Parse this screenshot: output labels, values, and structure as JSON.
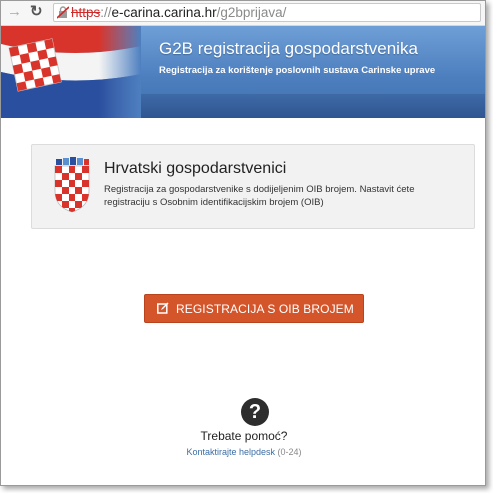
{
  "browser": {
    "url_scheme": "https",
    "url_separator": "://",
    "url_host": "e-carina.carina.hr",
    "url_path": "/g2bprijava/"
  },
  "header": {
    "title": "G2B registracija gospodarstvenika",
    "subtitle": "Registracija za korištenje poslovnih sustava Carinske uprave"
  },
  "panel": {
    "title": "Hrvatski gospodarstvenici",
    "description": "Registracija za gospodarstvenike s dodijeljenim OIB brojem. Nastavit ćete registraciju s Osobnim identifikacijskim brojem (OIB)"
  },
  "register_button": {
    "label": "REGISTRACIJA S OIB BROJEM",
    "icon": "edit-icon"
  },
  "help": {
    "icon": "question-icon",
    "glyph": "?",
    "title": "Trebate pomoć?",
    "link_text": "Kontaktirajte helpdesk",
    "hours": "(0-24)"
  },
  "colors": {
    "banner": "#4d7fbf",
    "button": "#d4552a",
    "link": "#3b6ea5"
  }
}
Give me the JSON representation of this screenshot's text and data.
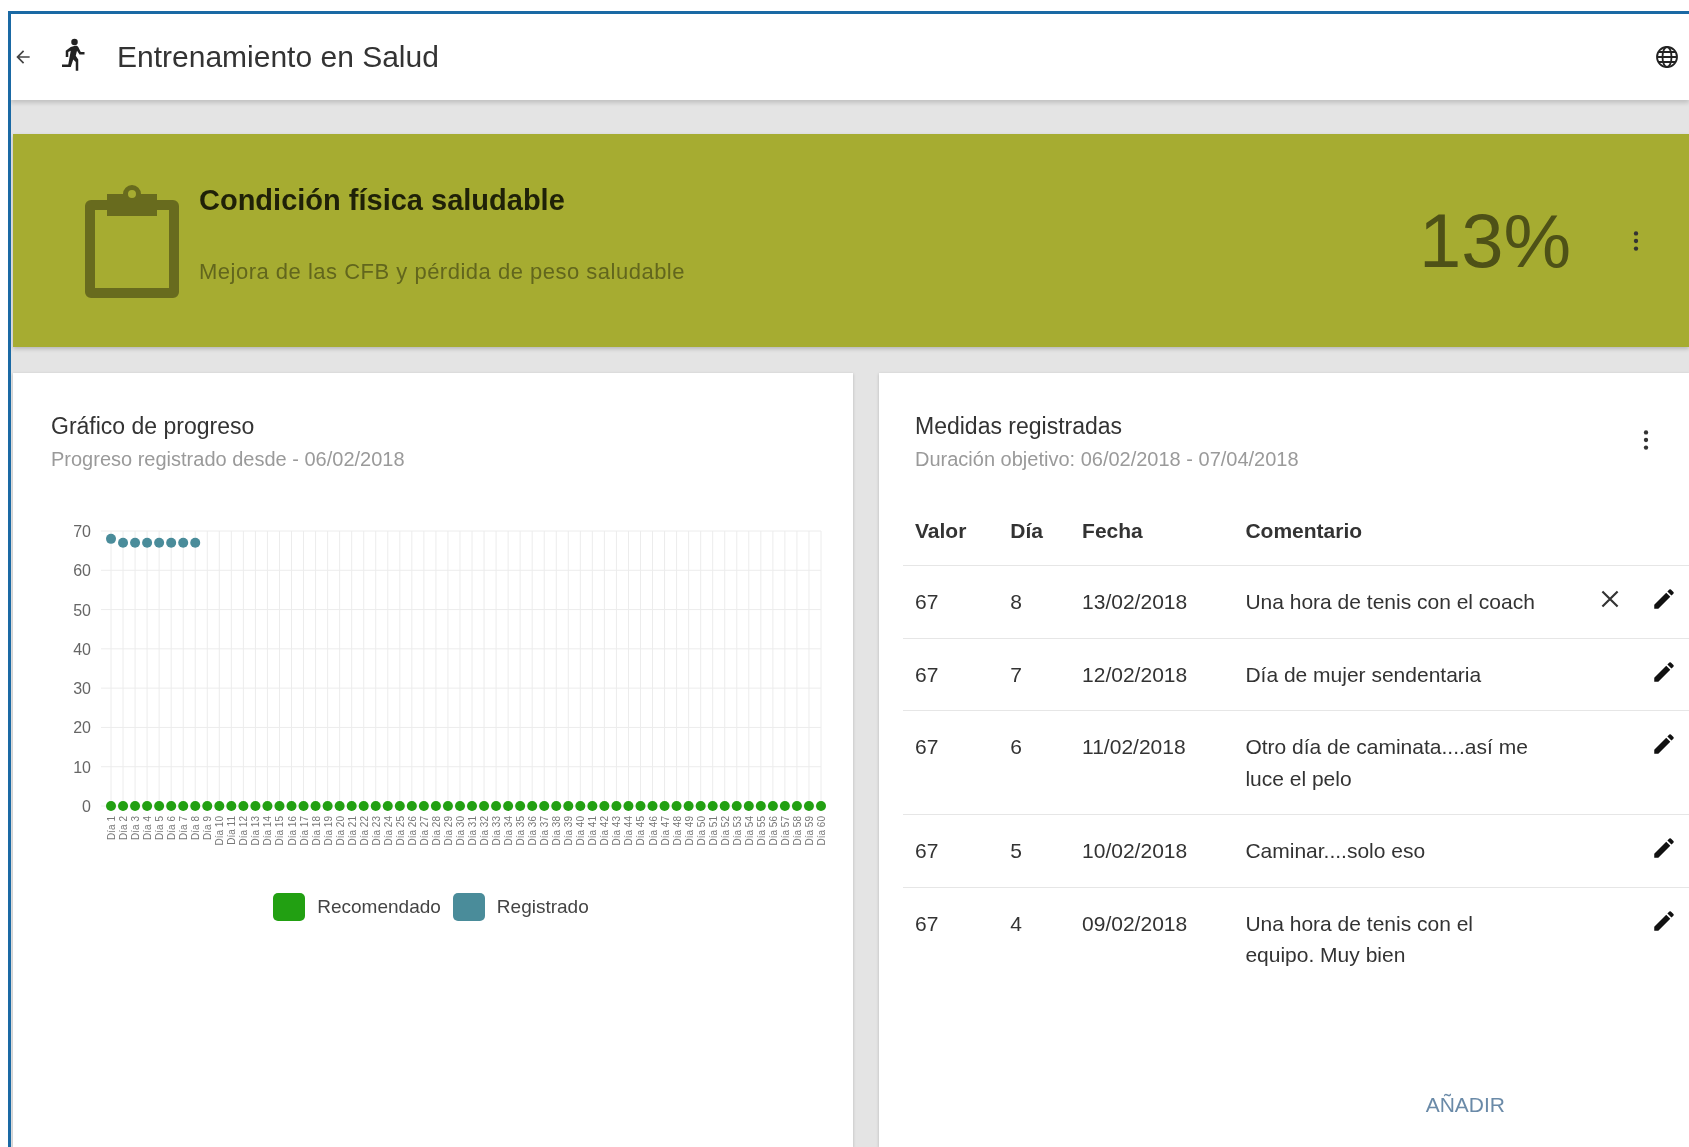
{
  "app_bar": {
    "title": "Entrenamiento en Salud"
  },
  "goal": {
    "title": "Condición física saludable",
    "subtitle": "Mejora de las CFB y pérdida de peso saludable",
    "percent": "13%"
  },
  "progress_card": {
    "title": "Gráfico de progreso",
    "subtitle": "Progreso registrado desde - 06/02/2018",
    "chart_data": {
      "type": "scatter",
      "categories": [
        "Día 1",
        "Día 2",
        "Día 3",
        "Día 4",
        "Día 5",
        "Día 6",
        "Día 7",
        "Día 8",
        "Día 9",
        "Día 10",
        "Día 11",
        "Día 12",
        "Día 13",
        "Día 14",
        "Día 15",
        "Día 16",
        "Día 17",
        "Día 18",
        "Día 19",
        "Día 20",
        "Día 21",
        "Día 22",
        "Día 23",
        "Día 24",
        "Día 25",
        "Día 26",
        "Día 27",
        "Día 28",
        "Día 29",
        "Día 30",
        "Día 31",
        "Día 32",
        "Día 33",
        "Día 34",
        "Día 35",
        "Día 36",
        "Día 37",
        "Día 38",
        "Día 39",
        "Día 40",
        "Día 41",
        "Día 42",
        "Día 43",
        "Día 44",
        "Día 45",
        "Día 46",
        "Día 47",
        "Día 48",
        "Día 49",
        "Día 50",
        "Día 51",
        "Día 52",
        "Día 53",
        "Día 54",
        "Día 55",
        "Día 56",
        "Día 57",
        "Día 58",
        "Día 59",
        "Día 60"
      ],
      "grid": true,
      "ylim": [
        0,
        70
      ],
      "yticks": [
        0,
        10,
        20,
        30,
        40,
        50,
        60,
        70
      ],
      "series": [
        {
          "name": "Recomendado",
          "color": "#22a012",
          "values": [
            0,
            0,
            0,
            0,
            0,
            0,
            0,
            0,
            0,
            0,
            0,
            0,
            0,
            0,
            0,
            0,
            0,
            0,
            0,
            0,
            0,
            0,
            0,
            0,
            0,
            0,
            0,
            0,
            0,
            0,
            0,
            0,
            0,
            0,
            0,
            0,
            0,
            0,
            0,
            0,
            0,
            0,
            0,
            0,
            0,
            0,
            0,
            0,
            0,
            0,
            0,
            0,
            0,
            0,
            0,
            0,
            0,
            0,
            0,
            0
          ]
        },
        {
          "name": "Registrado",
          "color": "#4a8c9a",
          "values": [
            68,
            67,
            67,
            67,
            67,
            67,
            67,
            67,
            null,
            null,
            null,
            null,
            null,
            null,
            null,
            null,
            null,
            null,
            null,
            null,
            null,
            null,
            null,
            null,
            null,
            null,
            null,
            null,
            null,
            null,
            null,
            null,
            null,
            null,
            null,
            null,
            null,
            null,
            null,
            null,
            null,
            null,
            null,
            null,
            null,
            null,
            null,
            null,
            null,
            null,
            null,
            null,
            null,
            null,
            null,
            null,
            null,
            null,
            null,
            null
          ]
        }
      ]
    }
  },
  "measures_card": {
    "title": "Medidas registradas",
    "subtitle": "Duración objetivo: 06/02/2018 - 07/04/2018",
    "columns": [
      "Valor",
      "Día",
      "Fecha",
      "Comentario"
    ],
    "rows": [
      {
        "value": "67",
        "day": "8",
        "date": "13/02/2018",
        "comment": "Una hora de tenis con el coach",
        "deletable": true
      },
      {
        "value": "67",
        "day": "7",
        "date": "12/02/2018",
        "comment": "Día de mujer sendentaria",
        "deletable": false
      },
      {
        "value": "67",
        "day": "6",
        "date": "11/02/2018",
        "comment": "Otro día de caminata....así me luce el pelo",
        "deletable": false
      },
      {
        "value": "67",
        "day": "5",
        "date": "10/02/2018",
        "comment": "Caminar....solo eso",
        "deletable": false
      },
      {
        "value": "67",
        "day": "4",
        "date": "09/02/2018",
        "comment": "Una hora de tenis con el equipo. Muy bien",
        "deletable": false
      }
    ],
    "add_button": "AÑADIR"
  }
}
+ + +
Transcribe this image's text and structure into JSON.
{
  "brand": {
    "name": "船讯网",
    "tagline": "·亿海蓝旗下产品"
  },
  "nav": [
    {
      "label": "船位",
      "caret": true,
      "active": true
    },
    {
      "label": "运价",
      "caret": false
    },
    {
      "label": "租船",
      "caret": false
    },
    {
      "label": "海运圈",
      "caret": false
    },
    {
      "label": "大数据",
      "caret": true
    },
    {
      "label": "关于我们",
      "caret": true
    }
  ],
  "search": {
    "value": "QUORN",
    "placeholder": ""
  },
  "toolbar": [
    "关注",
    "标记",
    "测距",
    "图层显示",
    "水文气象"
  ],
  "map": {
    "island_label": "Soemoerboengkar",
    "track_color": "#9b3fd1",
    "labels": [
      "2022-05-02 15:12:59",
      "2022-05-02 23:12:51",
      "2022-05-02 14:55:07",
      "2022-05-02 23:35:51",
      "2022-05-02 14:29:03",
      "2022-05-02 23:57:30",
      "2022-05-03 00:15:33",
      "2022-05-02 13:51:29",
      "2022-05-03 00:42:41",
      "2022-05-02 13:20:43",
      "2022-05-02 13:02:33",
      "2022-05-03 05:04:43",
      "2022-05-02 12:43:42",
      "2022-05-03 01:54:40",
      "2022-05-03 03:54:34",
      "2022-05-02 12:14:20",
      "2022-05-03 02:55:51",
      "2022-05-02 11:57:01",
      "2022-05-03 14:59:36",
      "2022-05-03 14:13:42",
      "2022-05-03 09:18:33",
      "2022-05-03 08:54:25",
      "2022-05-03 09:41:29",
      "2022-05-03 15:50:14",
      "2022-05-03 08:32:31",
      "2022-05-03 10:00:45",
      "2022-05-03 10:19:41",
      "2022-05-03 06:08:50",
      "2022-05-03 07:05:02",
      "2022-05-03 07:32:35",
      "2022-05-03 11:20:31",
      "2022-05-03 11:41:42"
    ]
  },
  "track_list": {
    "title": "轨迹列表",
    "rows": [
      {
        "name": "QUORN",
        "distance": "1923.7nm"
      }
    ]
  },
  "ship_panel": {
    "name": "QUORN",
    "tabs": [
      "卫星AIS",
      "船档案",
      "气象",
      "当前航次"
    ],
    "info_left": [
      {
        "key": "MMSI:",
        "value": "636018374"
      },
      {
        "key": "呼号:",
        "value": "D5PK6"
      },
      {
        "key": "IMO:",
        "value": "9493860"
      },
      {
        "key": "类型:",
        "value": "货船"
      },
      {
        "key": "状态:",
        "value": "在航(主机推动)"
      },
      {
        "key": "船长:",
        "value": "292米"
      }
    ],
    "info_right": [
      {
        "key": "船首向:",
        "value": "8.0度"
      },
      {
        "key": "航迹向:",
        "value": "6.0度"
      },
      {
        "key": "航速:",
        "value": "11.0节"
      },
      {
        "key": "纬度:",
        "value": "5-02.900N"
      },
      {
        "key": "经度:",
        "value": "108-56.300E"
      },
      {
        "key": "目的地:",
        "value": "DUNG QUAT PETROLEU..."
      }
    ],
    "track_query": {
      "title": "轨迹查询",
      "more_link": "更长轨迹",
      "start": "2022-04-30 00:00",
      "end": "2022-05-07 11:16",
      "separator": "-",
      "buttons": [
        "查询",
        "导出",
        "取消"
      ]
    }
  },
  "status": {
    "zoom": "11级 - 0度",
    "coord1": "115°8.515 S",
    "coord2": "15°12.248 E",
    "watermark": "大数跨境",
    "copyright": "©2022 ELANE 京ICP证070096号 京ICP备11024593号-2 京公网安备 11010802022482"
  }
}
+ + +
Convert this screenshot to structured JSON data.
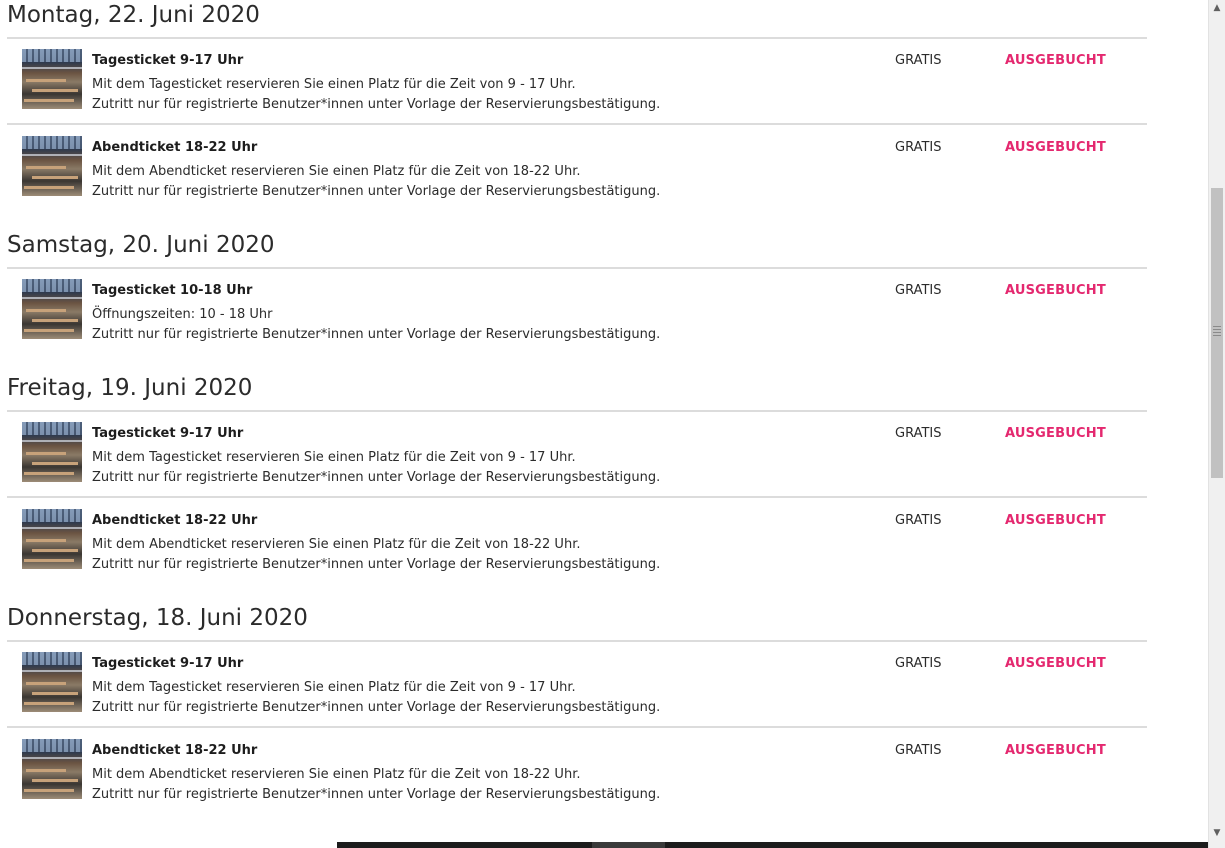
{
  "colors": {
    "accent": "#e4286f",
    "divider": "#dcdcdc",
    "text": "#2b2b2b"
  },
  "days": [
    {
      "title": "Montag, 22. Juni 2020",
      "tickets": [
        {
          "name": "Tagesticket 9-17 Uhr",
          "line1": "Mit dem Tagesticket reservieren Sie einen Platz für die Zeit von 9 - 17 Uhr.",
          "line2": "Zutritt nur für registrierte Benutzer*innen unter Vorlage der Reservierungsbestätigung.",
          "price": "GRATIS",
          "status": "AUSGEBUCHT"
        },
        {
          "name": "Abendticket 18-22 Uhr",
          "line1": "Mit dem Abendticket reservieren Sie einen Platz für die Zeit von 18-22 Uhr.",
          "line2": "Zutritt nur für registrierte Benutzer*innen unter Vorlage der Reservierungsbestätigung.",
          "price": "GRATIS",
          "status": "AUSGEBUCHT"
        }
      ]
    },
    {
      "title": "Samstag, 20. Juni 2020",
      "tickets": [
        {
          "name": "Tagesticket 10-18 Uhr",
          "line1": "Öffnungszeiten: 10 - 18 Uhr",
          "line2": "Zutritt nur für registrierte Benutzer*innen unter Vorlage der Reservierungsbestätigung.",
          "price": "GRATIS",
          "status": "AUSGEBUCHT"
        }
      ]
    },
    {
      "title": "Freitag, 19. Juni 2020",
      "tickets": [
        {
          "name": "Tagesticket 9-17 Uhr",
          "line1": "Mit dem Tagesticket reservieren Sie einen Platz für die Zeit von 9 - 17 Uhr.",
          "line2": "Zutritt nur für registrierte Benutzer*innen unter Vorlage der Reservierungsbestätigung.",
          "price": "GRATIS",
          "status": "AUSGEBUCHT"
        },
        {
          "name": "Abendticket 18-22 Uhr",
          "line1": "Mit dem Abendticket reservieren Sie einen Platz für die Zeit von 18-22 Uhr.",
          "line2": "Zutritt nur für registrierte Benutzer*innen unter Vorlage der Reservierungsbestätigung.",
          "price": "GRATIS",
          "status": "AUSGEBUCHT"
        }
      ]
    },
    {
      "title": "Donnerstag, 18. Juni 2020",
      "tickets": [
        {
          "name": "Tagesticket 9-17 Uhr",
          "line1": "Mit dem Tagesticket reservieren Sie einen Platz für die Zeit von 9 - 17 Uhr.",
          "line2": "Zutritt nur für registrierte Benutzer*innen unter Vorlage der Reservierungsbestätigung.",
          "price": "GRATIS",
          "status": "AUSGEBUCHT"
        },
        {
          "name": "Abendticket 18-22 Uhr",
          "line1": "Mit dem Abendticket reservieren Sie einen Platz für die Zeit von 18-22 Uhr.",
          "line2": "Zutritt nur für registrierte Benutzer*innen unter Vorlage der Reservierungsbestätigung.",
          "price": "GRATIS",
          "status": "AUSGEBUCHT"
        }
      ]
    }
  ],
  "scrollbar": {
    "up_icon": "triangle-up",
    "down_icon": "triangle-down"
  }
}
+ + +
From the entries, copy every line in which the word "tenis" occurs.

        "comment": "Una hora de tenis con el coach",
        "comment": "Una hora de tenis con el equipo. Muy bien",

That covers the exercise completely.